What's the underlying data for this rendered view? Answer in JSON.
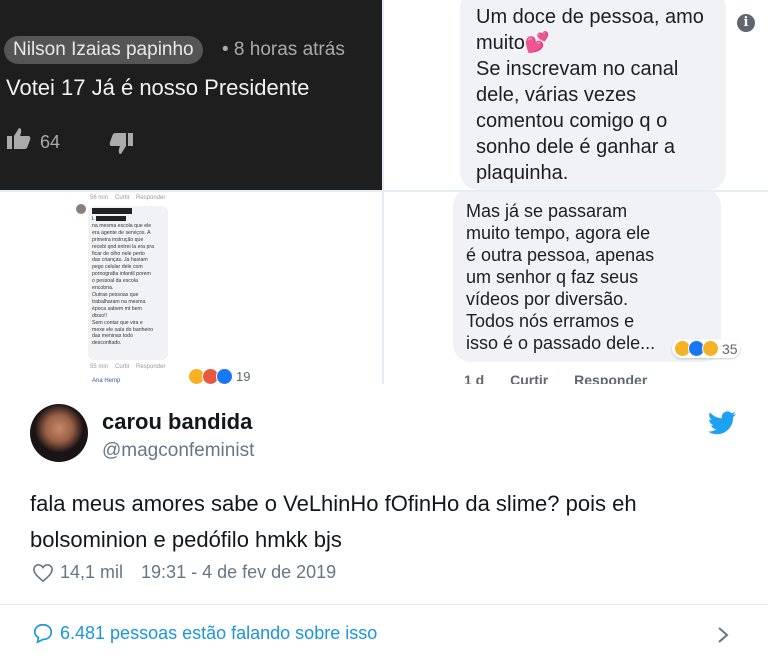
{
  "youtube_comment": {
    "user": "Nilson Izaias papinho",
    "time": "• 8 horas atrás",
    "text": "Votei 17  Já é nosso Presidente",
    "likes": "64"
  },
  "comment_top_right": {
    "text": "Um doce de pessoa, amo\nmuito💕\nSe inscrevam no canal\ndele, várias vezes\ncomentou comigo q o\nsonho dele é ganhar a\nplaquinha."
  },
  "facebook_comment_small": {
    "time": "56 min",
    "reply_like": "Curtir",
    "reply_reply": "Responder",
    "text": "L          trabalhei\nna mesma escola que ele\nera agente de serviços. A\nprimeira instrução que\nrecebi qnd entrei la era pra\nficar de olho nele perto\ndas crianças. Ja haviam\npego celular dele com\npornografia infantil porem\no pessoal da escola\nencobria.\nOutras pessoas que\ntrabalharam na mesma\népoca sabem mt bem\ndisso!!\nSem contar que vira e\nmexe ele saía do banheiro\ndas meninas todo\ndesconfiado.",
    "time2": "55 min",
    "next_user": "Ana Hemp",
    "reactions": "19"
  },
  "comment_bottom_right": {
    "text": "Mas já se passaram\nmuito tempo, agora ele\né outra pessoa, apenas\num senhor q faz seus\nvídeos por diversão.\nTodos nós erramos e\nisso é o passado dele...",
    "reactions": "35",
    "time": "1 d",
    "like": "Curtir",
    "reply": "Responder"
  },
  "tweet": {
    "name": "carou bandida",
    "handle": "@magconfeminist",
    "text": "fala meus amores sabe o VeLhinHo fOfinHo da slime? pois eh\nbolsominion e pedófilo hmkk bjs",
    "likes": "14,1 mil",
    "timestamp": "19:31 - 4 de fev de 2019",
    "conversation": "6.481 pessoas estão falando sobre isso"
  },
  "colors": {
    "twitter_blue": "#1da1f2",
    "link_blue": "#1b95e0"
  },
  "icons": [
    "thumbs-up-icon",
    "thumbs-down-icon",
    "info-icon",
    "twitter-bird-icon",
    "heart-icon",
    "speech-bubble-icon",
    "chevron-right-icon"
  ]
}
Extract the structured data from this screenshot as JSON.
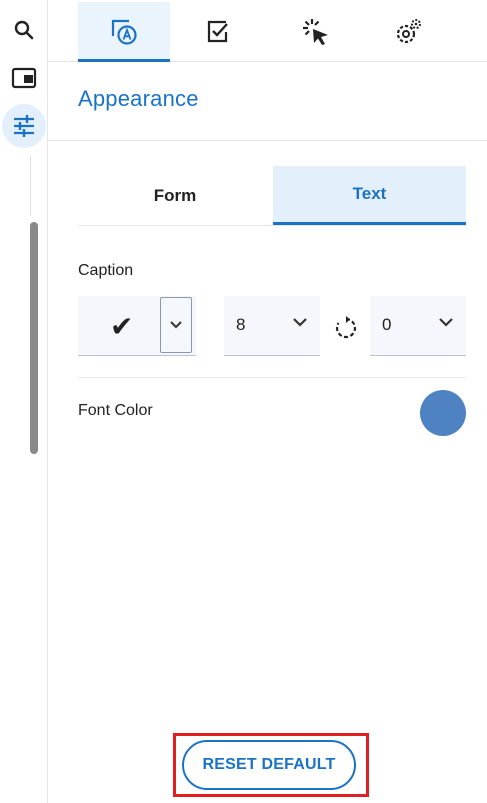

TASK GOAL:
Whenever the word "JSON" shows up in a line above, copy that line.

EXERCISE ANSWER:
What's the underlying data for this rendered view? Answer in JSON.
Extract the structured data from this screenshot as JSON.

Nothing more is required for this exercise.